Done at the city of Washington, this 30th day of June in the year of our Lord one thousand, nine hundred and three, and of the independence of the United States the one hundred and twenty-seventh.

[SEAL.]

Theodore Roosevelt
By the President:
Francis B. Loomis,
Acting Secretary of State.

[No. 6.]

 August 12, 1903. 

By the President of the United States of America

A PROCLAMATION.

Preamble.
Vol. 27, p. 1018.

Whereas, in the opening of the Cheyenne and Arapahoe ceded Indian lands in the Territory of Oklahoma, by proclamation dated April 12, 1892, pursuant to section sixteen of the act of Congress approved March 3, 1891 (26 Stat., 989, 1026), the south one-half of section fifteen, townVol. 27, p. 1026.ship seventeen north, range twenty-two west, of the Indian Principal Meridian, was reserved for county-seat purposes for county ‘‘E,’’ now Day county, in said Territory.

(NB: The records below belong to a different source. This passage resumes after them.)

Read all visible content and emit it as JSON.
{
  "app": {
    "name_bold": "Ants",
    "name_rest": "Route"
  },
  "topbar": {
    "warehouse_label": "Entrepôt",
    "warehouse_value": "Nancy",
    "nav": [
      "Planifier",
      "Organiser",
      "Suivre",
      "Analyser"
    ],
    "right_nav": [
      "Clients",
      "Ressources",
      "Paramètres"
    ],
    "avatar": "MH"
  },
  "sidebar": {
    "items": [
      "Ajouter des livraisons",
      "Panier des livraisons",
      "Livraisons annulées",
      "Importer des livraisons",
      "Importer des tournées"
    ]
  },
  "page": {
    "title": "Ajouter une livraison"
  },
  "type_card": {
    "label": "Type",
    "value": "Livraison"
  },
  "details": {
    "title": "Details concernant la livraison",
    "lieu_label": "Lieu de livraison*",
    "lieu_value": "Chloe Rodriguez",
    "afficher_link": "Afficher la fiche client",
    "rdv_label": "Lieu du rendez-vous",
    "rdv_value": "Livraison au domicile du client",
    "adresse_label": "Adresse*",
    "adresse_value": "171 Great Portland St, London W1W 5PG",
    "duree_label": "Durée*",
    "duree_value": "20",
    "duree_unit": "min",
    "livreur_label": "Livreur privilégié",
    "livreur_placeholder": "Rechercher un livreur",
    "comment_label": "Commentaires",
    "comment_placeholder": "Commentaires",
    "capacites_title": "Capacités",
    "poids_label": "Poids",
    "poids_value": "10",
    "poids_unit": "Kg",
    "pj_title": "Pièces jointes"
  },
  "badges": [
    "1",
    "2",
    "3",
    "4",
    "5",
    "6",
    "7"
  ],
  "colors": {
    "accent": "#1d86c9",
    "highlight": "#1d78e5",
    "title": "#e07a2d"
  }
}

And whereas it appears that the county-seat of said county was removed from said land to the town of Grand in said county in 1893, and that said land has not since been used for county-seat purposes, and is not now needed for such purposes, and no entry has been made thereof;

Now, therefore,Cheyenne and Arapahoe Indian Reservation, Okla.
Additional lands open to settlement.
I, Theodore Roosevelt, President of the United States, by virtue of the power in me vested by section sixteen of said act of Congress of March 3, 1891, do hereby declare and make known that said land is hereby opened to settlement and restored to the public domain, to be disposed of under the provisions of section sixteen of said act of Congress of March 3, 1891, and all other laws and agreements applicable thereto.